Positive Flow Control with
Roth Regenerative Turbine Pumps
Control and use of Roth Pumps as represented on
effective performance curve with flow schematic.
(Drawing A-5304) - see reverse side.
• Schematic shown is intended for process flow
control, not a piping schematic.
• Roth will review customer’s proposed piping
drawings upon request or will supply a suggested
piping schematic. At a minimum, a piping drawing
would usually incorporate means necessary to
isolate pumps (block valves), protect against
overpressure (bypass valve and/or rupture disk) and
• Flow schematic incorporates a standard globe body,
diaphragm-operated control valve which will enable
system to deliver from 0 GPM to full pump capacity
(for the condition shown on curve, full capacity
would be 24 GPM at assumed differential pressure).
Control valve recommended supplier.
Marshalltown, IA 50158
Phone: (641) 754-3011
• Pump input power [motor BHP (Brake Horse
Power)] normally increases as flow rate decreases.
When applying regenerative turbine pumps, the
system designer should be aware that the use of
a bypass valve (see below) solves this problem
and allows the motor to be “non-overloading” (see
The “key” to the entire system.
Combining a “bypass valve” with a regenerative
turbine pump provides user with a system which
delivers both the:
• High differential head of a positive displacement
• Moderately rising head/capacity curve of a
• Results = stable flow conditions in the process.
Bypass valve settings are generally field
adjustable. Valve is actuated by an increase in
differential pressure (not total pressure). Valve
cracking pressure is normally set 10% above
the assumed design point. Valves are available
in all common metals (316SS, steel, bronze,
iron). Recommended supplier due to reliability,
simplicity, and reasonable cost:
Fulflo Specialties Company
Blanchester, OH 45107
Phone: (937) 783-2411
Pump horsepower is shown on the performance
curve. Typical regenerative turbine pump BHP curve
increases as flow decreases. Use of a bypass valve
limits the BHP by limiting pump discharge pressure.
EFFECTIVE PUMP PERFORMANCE
Effective pump performance curve should be
compared to uncontrolled curve.
Uncontrolled curve is shown by blue line with X marks
above bypass valve setting. Pump performance will
follow blue line as pressure increases from zero to
assumed design point; then it will follow the dotted
line to a “zero effective flow” (flow to process).
The effective pump curve is one which shows:
High head, low flow and a wide operating range. (This
range is desirable on many applications where the
head may vary greatly or is hard to find.)
Slope of rising head/capacity curve that is gentle,
modest, and continuously rising. (Exact amount of

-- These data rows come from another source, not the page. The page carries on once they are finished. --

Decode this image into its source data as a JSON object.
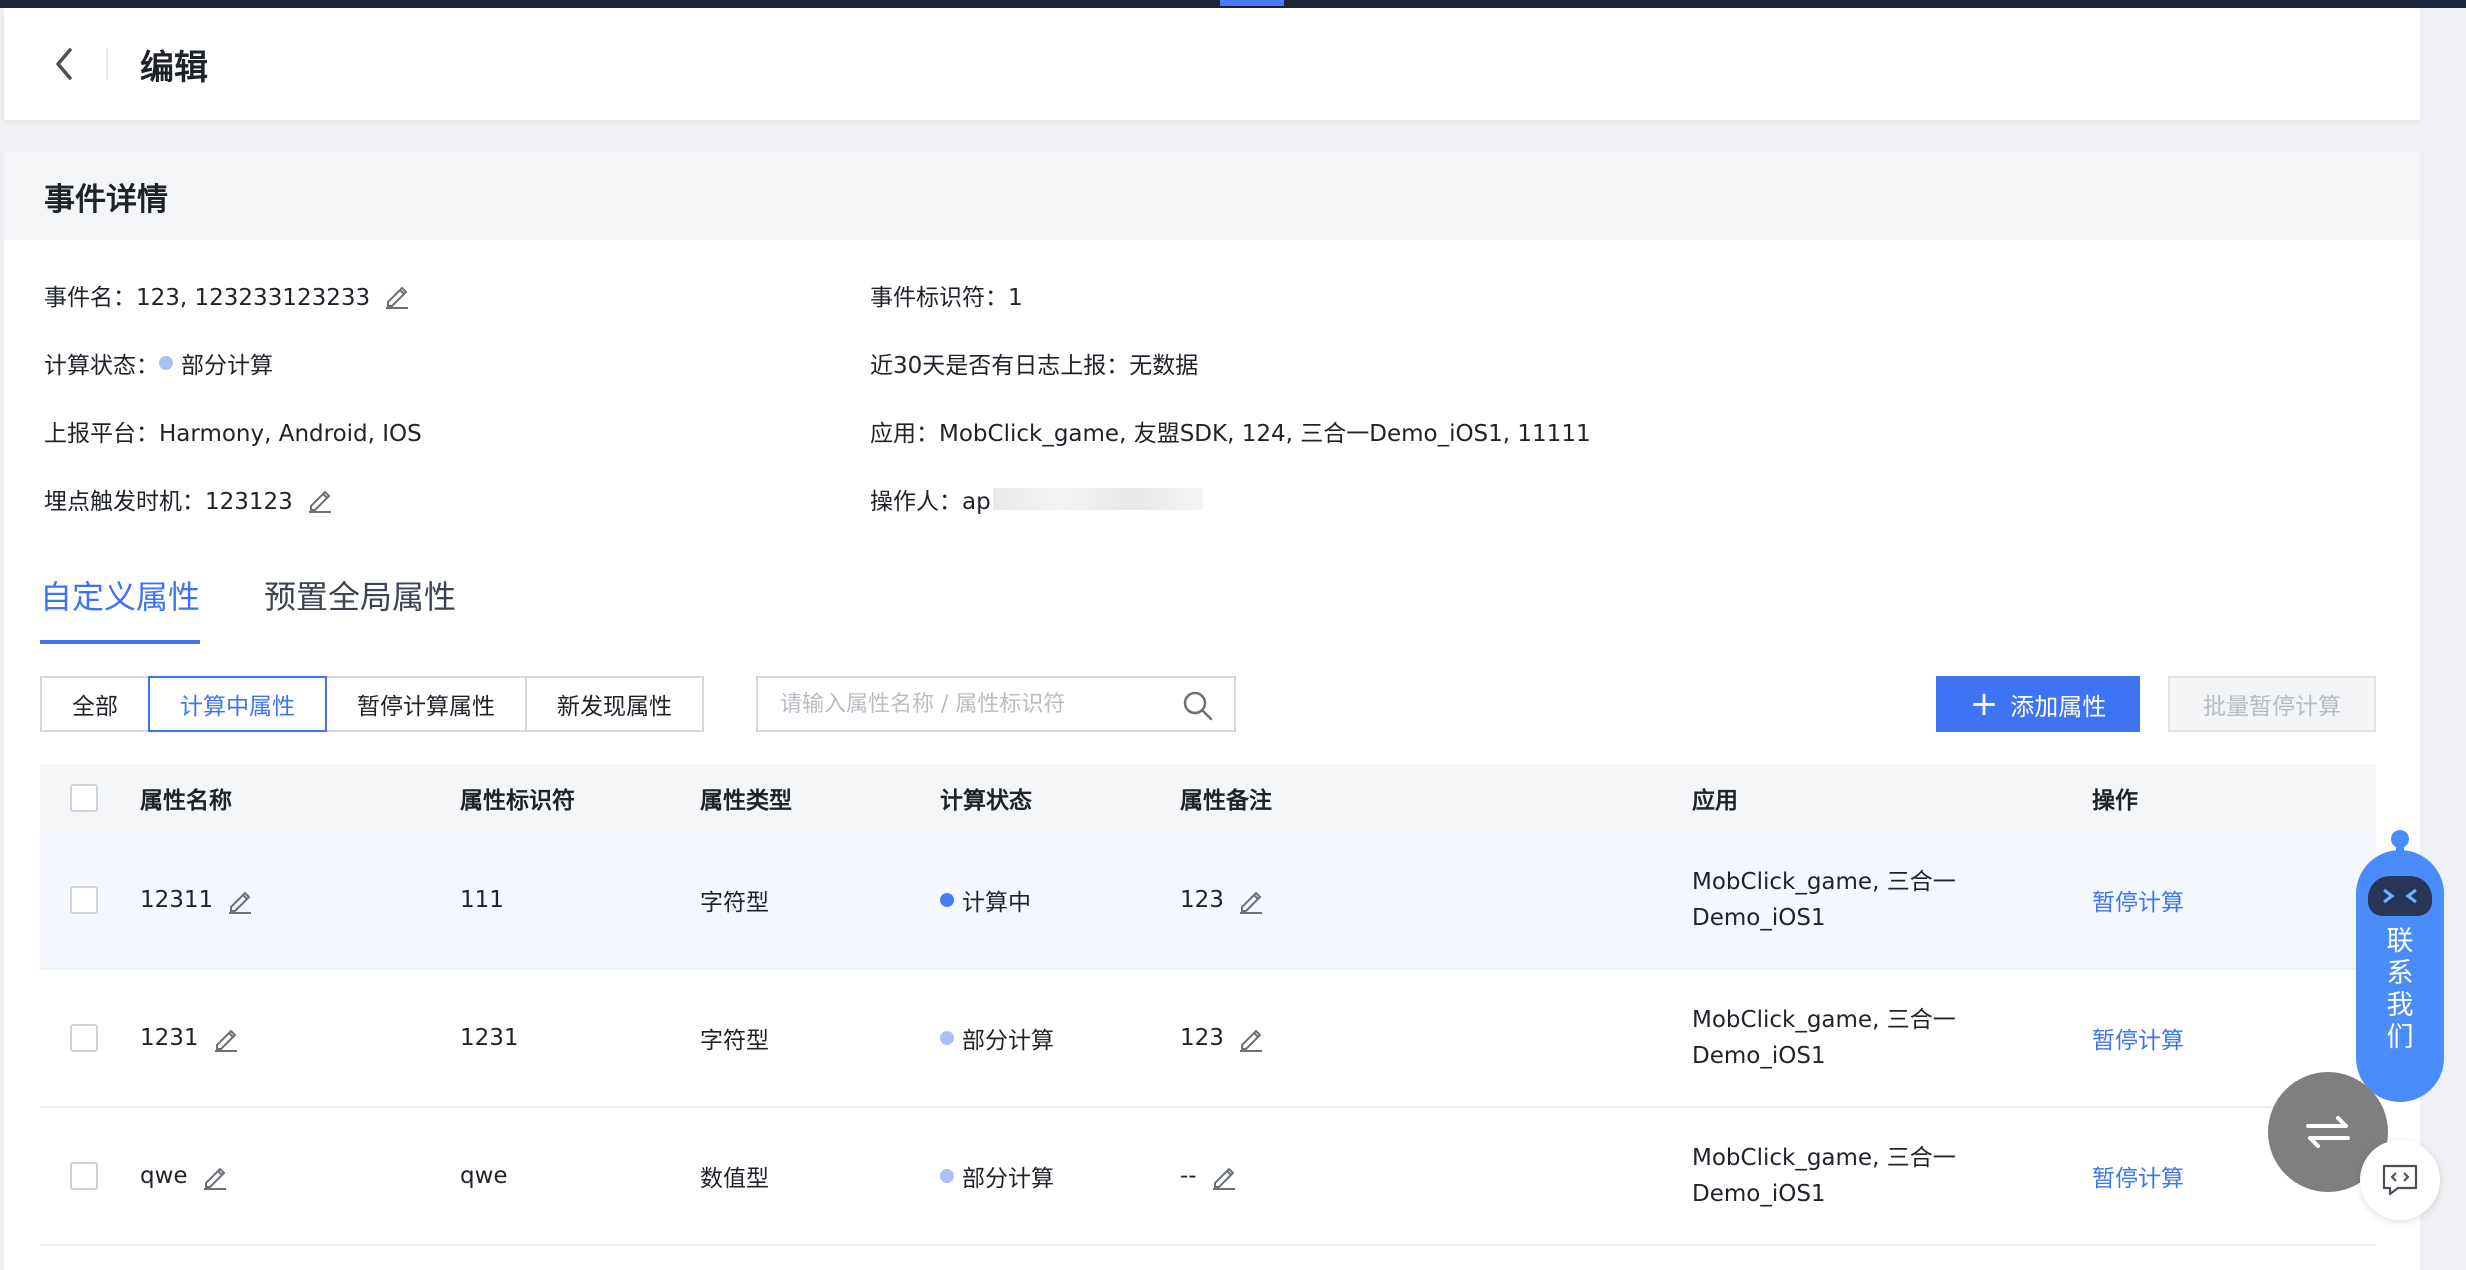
{
  "header": {
    "title": "编辑"
  },
  "card": {
    "title": "事件详情"
  },
  "info": {
    "event_name": "事件名：123, 123233123233",
    "event_id": "事件标识符：1",
    "calc_status_label": "计算状态：",
    "calc_status_value": "部分计算",
    "log_report": "近30天是否有日志上报：无数据",
    "platform": "上报平台：Harmony, Android, IOS",
    "app": "应用：MobClick_game, 友盟SDK, 124, 三合一Demo_iOS1, 11111",
    "trigger": "埋点触发时机：123123",
    "operator": "操作人：ap"
  },
  "tabs": [
    "自定义属性",
    "预置全局属性"
  ],
  "filters": [
    "全部",
    "计算中属性",
    "暂停计算属性",
    "新发现属性"
  ],
  "search": {
    "placeholder": "请输入属性名称 / 属性标识符"
  },
  "buttons": {
    "add": "添加属性",
    "batch": "批量暂停计算"
  },
  "table": {
    "headers": [
      "属性名称",
      "属性标识符",
      "属性类型",
      "计算状态",
      "属性备注",
      "应用",
      "操作"
    ],
    "rows": [
      {
        "name": "12311",
        "id": "111",
        "type": "字符型",
        "status": "计算中",
        "note": "123",
        "app": "MobClick_game, 三合一Demo_iOS1",
        "action": "暂停计算"
      },
      {
        "name": "1231",
        "id": "1231",
        "type": "字符型",
        "status": "部分计算",
        "note": "123",
        "app": "MobClick_game, 三合一Demo_iOS1",
        "action": "暂停计算"
      },
      {
        "name": "qwe",
        "id": "qwe",
        "type": "数值型",
        "status": "部分计算",
        "note": "--",
        "app": "MobClick_game, 三合一Demo_iOS1",
        "action": "暂停计算"
      }
    ]
  },
  "contact": {
    "label": "联系我们"
  },
  "icons": {
    "back": "chevron-left-icon",
    "edit": "pencil-icon",
    "search": "search-icon",
    "plus": "plus-icon",
    "swap": "swap-icon",
    "code": "code-icon",
    "robot": "robot-icon"
  },
  "colors": {
    "accent": "#3e74f4",
    "partial_dot": "#a9c1f7",
    "active_dot": "#4a7bf7",
    "contact": "#4a8dfa"
  }
}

pressure rise is available from valve supplier.)
Pressure and BHP increase continuously to shut off.
Motor BHP limited to that corresponding to shut-off
ROTH PUMP COMPANY • 1-888-444-ROTH • www.rothpump.com P15